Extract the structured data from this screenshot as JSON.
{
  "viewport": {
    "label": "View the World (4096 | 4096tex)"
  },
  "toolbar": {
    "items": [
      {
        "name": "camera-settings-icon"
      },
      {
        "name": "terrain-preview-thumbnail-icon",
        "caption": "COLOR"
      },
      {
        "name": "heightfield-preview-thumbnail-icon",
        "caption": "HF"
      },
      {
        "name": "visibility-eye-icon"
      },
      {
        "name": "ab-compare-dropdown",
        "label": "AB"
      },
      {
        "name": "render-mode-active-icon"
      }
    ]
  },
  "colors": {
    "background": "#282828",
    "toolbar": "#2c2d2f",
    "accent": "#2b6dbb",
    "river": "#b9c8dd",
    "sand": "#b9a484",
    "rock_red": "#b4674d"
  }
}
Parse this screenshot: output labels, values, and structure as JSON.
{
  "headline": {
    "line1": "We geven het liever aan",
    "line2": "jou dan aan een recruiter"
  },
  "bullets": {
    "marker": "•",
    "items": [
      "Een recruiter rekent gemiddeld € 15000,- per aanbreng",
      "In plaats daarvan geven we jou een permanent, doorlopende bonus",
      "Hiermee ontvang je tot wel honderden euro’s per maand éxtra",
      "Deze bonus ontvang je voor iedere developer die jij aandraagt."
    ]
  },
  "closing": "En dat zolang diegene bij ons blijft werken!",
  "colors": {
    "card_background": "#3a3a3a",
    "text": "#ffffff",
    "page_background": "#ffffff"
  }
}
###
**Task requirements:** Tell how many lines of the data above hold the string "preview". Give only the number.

**Solution to this problem:** 2